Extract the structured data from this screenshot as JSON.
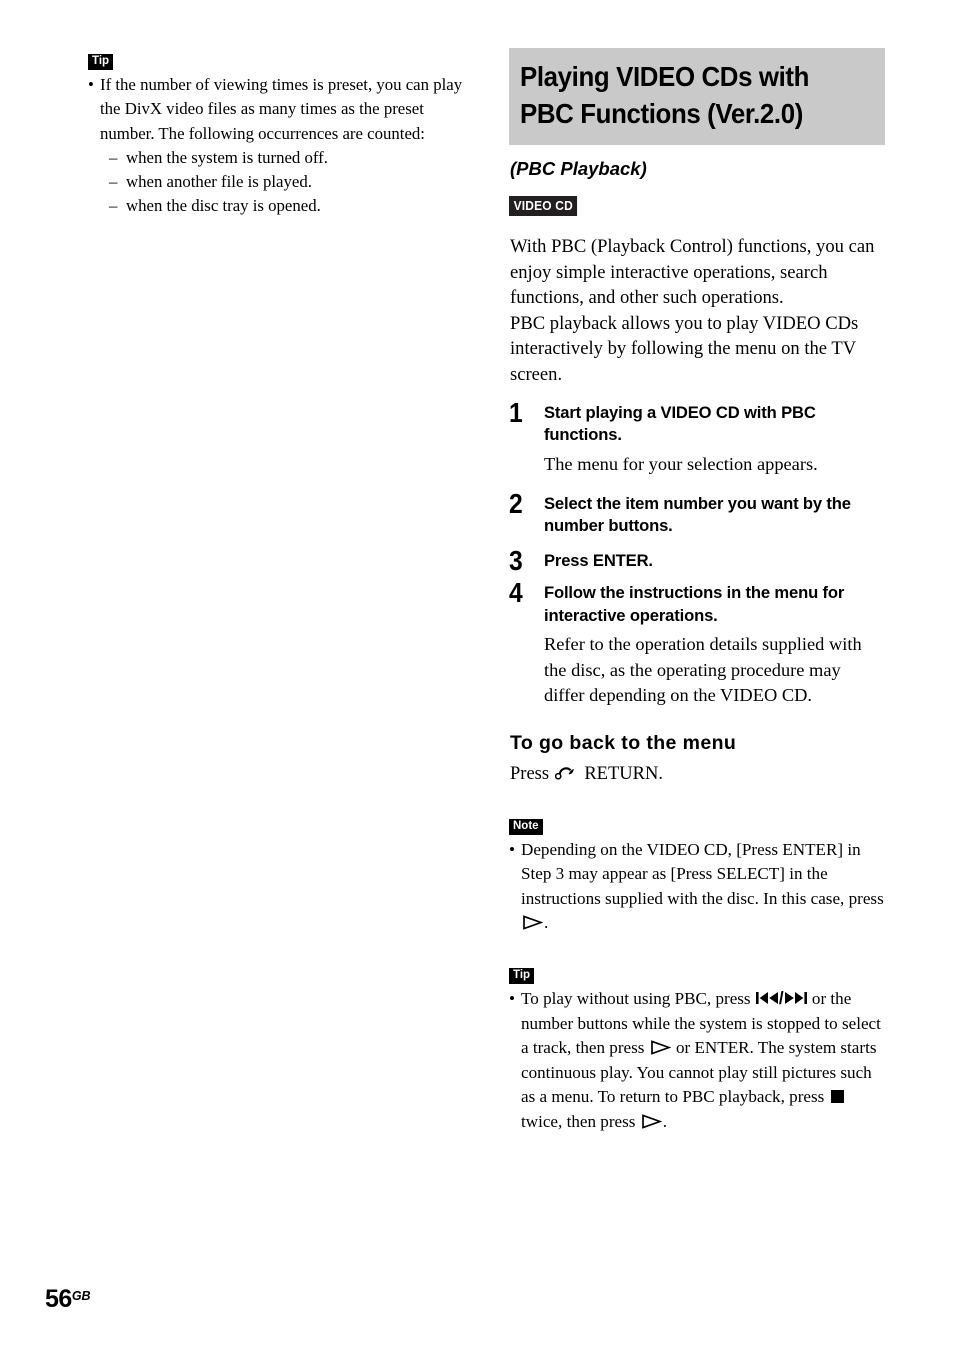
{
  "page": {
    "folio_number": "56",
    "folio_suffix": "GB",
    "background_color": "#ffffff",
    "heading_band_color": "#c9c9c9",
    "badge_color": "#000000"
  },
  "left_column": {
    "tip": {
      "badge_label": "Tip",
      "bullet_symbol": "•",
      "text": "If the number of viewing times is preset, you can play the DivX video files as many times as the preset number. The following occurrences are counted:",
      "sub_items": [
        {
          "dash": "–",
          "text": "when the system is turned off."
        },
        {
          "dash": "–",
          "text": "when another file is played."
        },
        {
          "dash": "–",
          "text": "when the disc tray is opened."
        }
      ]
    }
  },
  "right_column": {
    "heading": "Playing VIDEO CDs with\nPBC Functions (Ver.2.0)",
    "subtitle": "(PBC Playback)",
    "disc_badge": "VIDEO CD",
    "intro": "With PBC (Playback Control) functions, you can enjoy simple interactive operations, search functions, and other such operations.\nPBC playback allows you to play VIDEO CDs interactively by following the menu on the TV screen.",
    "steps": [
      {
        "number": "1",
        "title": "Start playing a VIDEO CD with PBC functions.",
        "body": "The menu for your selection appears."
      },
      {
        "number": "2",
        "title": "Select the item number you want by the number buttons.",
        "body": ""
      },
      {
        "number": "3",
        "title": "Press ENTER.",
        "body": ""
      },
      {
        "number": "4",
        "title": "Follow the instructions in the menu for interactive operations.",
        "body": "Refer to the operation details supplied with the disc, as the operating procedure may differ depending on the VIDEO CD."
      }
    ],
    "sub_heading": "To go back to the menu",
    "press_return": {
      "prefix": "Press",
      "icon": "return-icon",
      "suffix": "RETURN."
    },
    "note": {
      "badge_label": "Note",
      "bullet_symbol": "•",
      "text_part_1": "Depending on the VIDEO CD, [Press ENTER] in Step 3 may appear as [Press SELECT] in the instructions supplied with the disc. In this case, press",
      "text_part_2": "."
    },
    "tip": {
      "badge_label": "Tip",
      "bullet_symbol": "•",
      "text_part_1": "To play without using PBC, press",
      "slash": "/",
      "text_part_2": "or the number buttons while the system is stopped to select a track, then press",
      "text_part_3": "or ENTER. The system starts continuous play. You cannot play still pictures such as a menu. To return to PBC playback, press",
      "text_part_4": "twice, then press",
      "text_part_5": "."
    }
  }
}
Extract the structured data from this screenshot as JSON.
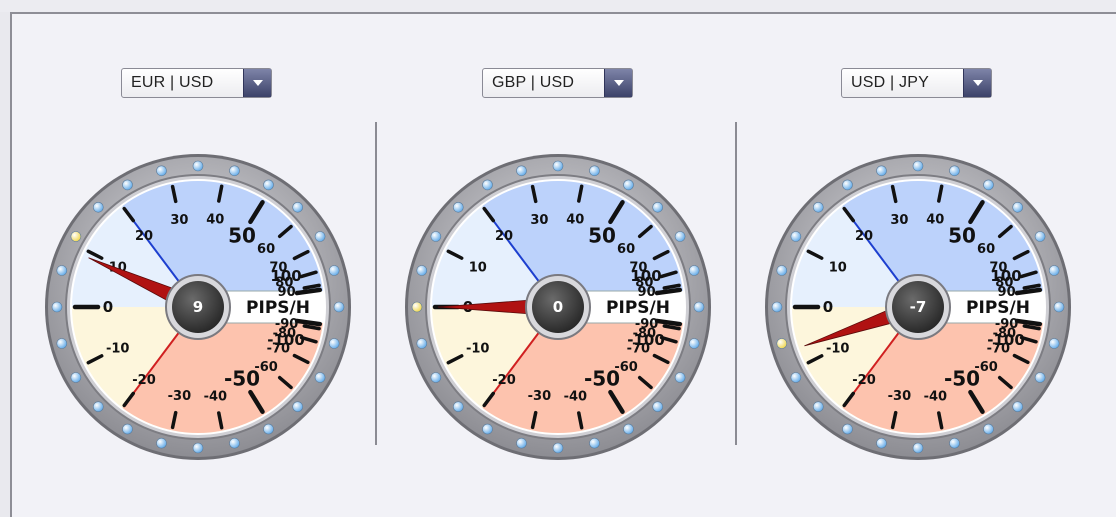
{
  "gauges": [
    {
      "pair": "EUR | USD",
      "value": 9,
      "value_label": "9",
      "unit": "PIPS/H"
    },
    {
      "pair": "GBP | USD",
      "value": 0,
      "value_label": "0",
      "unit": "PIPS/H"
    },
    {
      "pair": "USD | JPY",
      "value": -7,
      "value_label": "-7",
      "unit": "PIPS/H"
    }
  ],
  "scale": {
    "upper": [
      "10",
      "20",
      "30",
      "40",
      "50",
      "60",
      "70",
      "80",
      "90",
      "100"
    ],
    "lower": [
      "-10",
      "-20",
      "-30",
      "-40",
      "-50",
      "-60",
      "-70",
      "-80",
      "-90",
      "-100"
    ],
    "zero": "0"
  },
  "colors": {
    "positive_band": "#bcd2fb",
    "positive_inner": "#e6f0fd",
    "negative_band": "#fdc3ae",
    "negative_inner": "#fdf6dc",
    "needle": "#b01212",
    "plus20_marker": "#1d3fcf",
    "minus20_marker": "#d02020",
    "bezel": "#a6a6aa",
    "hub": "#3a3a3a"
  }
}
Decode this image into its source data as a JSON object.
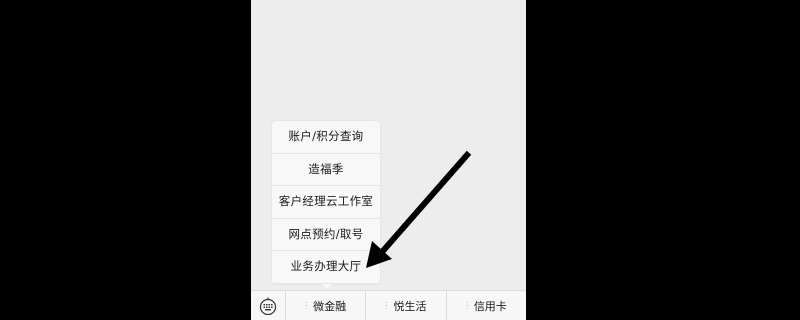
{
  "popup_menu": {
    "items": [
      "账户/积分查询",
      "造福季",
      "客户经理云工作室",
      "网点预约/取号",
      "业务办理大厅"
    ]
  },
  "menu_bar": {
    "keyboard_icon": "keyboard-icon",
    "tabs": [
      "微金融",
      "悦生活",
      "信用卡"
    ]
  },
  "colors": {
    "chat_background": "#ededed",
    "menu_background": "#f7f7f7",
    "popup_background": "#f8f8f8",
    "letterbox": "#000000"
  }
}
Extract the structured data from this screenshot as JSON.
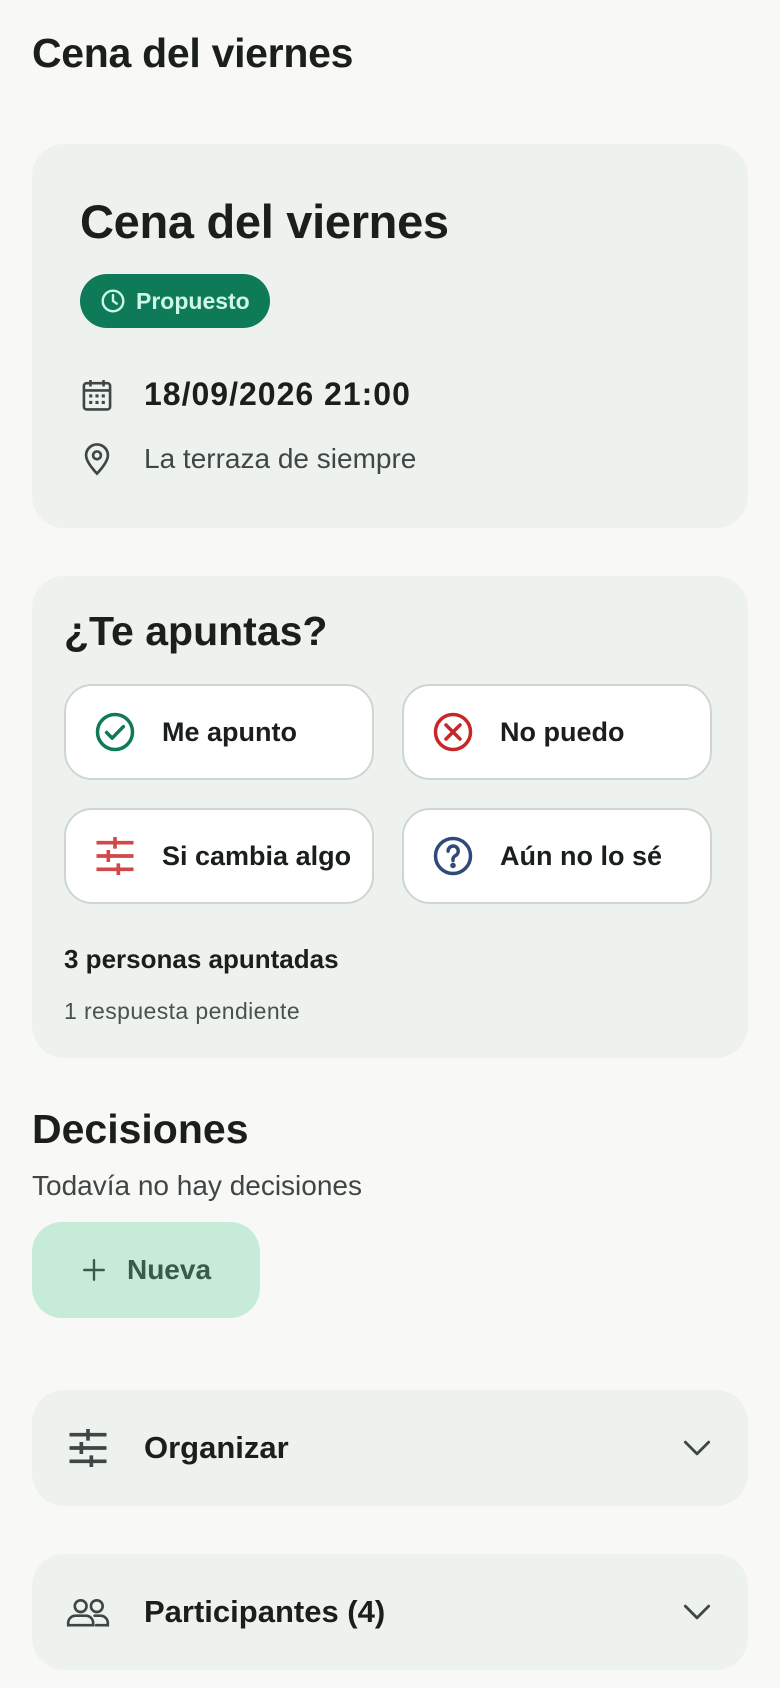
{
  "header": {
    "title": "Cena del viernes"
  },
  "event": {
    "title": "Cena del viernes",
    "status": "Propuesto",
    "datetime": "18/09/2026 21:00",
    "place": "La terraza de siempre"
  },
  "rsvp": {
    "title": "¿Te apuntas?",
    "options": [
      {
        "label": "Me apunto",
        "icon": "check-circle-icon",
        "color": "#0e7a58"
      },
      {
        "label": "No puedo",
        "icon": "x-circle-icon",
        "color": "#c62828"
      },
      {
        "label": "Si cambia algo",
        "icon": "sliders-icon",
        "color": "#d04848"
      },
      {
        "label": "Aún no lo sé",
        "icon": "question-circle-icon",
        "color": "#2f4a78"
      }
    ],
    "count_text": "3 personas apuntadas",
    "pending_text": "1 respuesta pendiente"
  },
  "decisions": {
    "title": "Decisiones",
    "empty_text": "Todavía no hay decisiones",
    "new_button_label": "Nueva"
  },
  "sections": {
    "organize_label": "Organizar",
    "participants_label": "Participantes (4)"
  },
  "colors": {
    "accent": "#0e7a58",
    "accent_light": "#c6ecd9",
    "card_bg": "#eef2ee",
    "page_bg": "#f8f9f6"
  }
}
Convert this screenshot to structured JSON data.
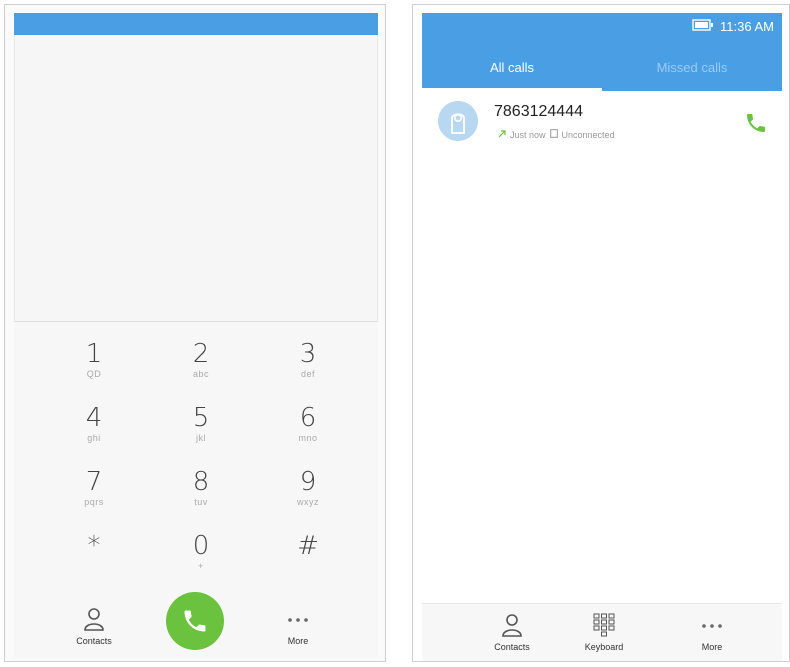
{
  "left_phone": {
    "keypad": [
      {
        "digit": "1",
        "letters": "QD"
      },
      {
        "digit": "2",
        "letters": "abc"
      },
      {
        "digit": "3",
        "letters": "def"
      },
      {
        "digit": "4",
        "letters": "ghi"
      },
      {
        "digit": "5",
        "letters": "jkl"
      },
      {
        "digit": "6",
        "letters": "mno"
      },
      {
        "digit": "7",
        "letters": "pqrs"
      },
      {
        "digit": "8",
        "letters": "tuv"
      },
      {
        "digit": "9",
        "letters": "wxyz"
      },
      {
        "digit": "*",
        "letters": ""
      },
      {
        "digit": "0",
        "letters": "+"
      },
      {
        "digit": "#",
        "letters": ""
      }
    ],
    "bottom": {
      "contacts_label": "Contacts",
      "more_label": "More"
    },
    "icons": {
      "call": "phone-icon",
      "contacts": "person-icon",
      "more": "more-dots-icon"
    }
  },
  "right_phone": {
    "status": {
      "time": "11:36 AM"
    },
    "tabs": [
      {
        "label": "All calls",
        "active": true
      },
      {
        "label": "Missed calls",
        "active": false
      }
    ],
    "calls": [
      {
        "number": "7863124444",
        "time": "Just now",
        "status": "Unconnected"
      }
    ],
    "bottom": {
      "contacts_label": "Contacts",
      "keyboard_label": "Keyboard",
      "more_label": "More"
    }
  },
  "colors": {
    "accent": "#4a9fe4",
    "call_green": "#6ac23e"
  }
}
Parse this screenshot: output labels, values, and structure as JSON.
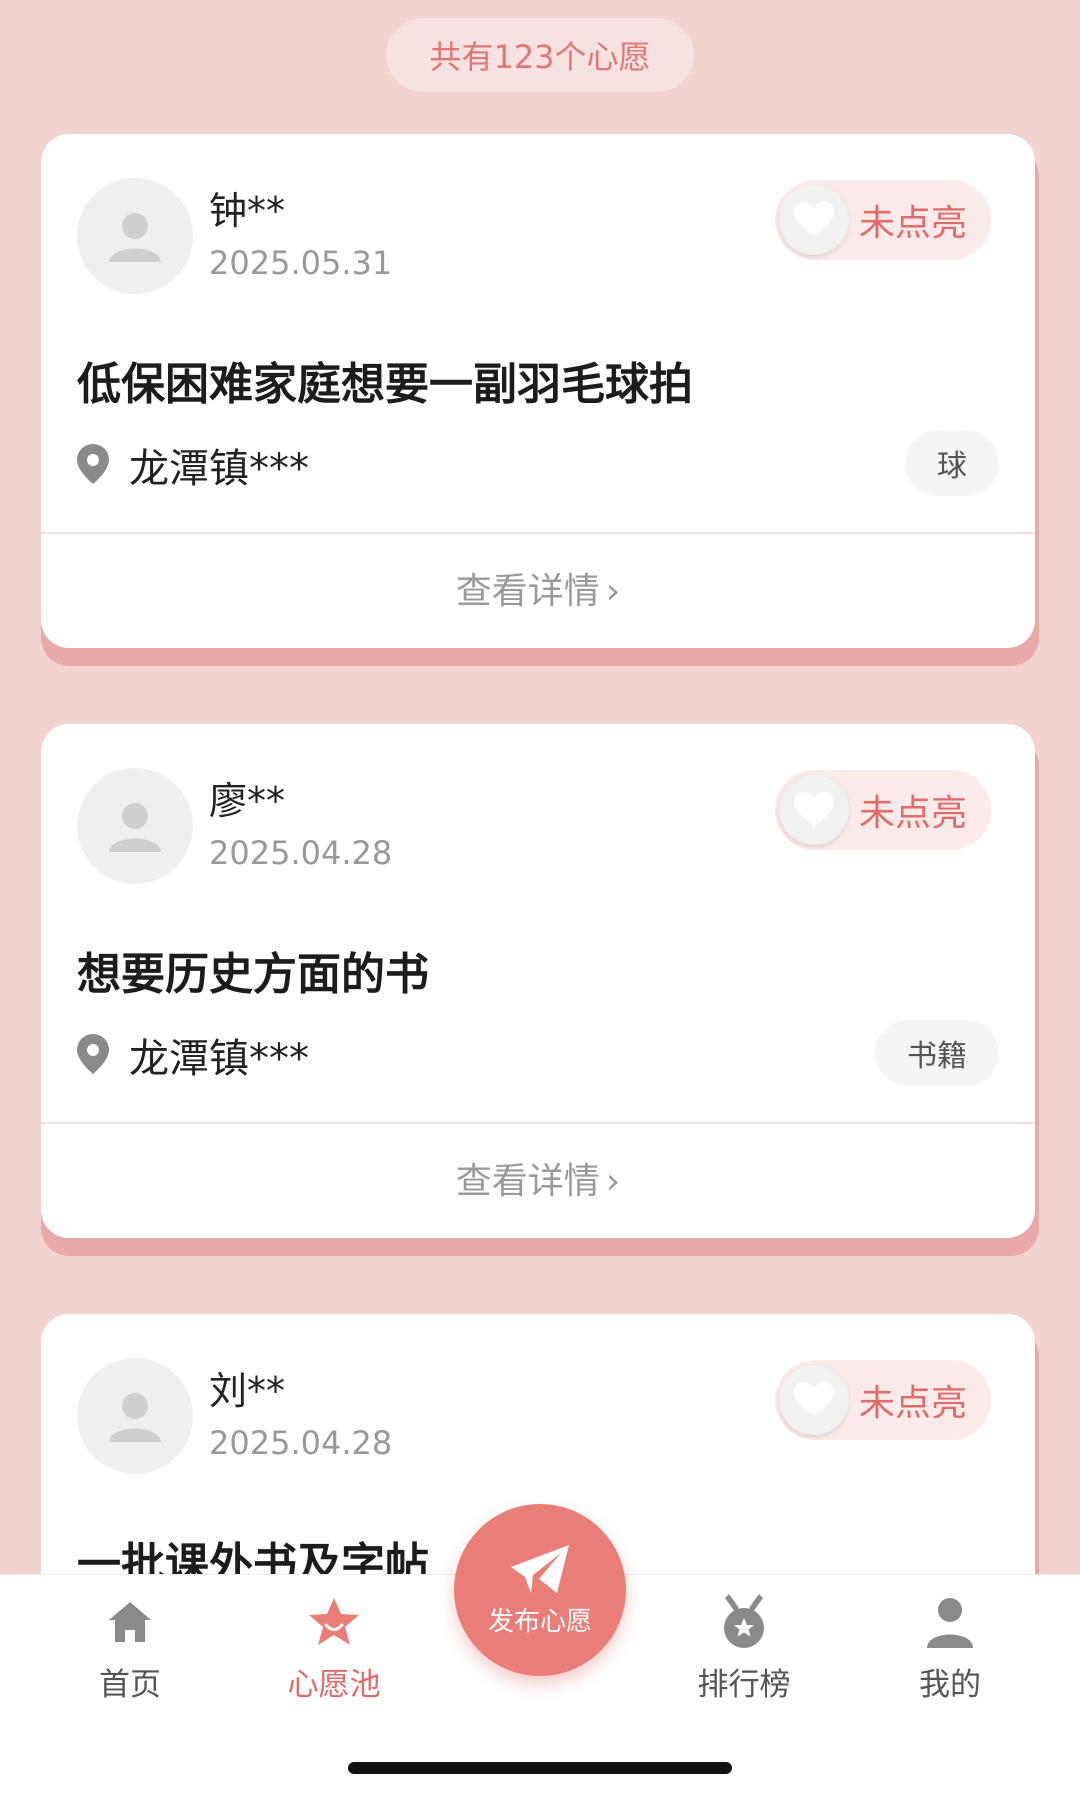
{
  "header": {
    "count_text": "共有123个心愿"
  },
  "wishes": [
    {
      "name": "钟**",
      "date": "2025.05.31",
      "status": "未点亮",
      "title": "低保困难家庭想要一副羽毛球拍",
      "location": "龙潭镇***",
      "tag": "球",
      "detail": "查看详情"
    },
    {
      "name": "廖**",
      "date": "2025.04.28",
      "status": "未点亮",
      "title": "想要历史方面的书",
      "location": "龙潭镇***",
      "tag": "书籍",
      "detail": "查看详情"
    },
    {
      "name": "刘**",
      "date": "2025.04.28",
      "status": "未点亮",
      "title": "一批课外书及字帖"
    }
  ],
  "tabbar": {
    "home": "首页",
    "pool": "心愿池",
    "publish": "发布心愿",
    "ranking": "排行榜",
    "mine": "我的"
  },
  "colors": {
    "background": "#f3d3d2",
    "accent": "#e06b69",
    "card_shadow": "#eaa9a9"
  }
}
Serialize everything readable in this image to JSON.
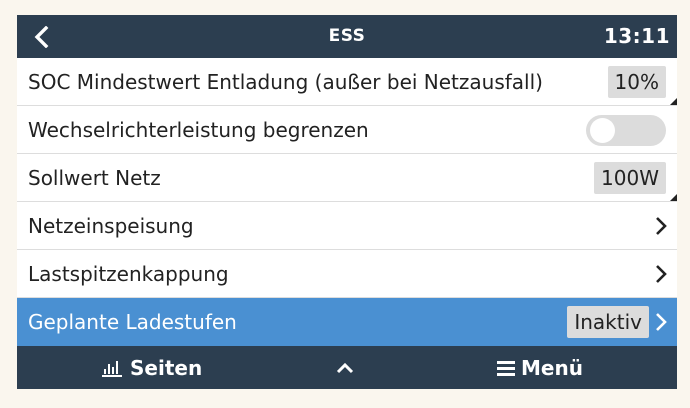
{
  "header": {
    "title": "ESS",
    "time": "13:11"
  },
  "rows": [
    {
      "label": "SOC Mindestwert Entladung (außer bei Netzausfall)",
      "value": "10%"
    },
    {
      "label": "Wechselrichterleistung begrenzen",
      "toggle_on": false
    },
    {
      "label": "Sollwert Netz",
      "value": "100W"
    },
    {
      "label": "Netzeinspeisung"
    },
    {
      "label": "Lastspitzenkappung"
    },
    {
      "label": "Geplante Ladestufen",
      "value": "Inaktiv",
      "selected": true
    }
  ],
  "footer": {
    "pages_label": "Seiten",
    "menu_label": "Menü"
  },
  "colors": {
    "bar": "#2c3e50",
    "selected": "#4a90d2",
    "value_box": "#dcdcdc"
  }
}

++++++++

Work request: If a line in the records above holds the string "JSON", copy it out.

Written response:
Extract the structured data from this screenshot as JSON.
Extract the structured data from this screenshot as JSON.
Decode this image into its source data as a JSON object.
Extract the structured data from this screenshot as JSON.
Convert this screenshot to structured JSON data.
Parse this screenshot: output labels, values, and structure as JSON.
Serialize everything readable in this image to JSON.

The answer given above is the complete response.